Lines containing the word "title" are the ones to copy from the records below.
---------- Source data ----------
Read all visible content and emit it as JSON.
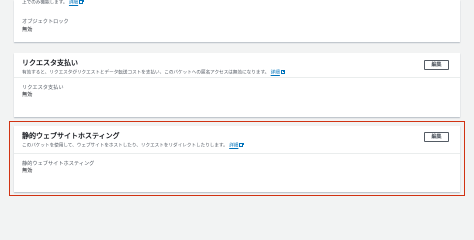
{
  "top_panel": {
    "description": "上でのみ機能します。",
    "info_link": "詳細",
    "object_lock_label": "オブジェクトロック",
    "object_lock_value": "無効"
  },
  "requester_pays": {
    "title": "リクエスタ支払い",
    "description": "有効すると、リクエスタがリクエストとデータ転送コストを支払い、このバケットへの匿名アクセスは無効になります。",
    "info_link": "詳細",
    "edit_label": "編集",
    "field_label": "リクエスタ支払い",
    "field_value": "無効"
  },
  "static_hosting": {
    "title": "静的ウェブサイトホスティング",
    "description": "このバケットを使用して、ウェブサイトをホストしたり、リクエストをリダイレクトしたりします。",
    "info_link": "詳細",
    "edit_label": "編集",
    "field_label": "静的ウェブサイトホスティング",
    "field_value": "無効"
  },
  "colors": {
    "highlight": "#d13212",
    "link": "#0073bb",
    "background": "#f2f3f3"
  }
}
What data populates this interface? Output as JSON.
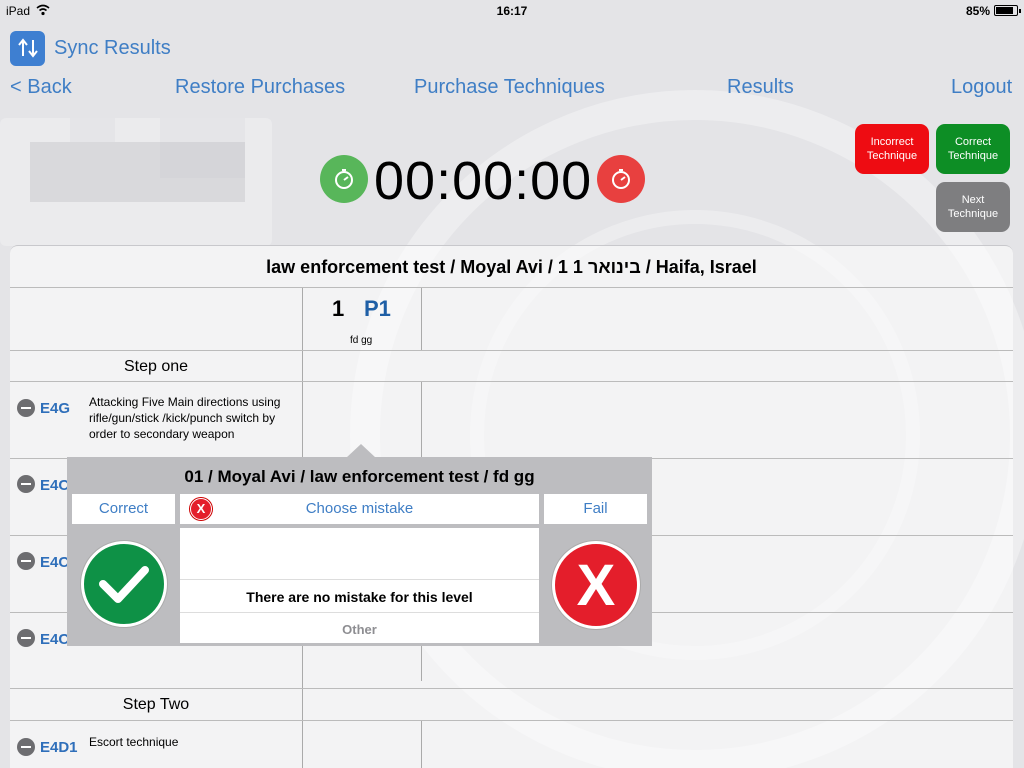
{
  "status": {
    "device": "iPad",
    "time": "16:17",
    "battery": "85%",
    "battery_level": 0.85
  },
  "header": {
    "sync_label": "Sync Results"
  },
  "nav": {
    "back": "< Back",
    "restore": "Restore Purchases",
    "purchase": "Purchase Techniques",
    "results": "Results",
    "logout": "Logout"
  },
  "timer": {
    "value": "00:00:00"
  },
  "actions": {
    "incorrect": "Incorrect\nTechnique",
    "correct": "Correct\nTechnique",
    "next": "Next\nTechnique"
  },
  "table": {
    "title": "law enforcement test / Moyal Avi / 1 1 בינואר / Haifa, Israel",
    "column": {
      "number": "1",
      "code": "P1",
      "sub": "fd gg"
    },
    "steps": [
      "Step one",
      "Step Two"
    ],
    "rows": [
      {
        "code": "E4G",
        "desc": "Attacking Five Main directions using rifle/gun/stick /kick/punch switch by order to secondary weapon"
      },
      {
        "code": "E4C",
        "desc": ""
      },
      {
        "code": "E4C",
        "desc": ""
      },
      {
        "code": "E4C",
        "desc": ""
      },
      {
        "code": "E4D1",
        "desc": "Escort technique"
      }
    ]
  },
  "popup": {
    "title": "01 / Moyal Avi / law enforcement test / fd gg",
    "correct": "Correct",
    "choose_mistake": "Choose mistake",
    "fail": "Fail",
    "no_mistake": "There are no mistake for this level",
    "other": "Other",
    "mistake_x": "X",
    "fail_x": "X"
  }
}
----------
**Finished task:**
    "title": "リクエスタ支払い",
    "title": "静的ウェブサイトホスティング",
    "title": "law enforcement test / Moyal Avi / 1 1 בינואר / Haifa, Israel",
    "title": "01 / Moyal Avi / law enforcement test / fd gg",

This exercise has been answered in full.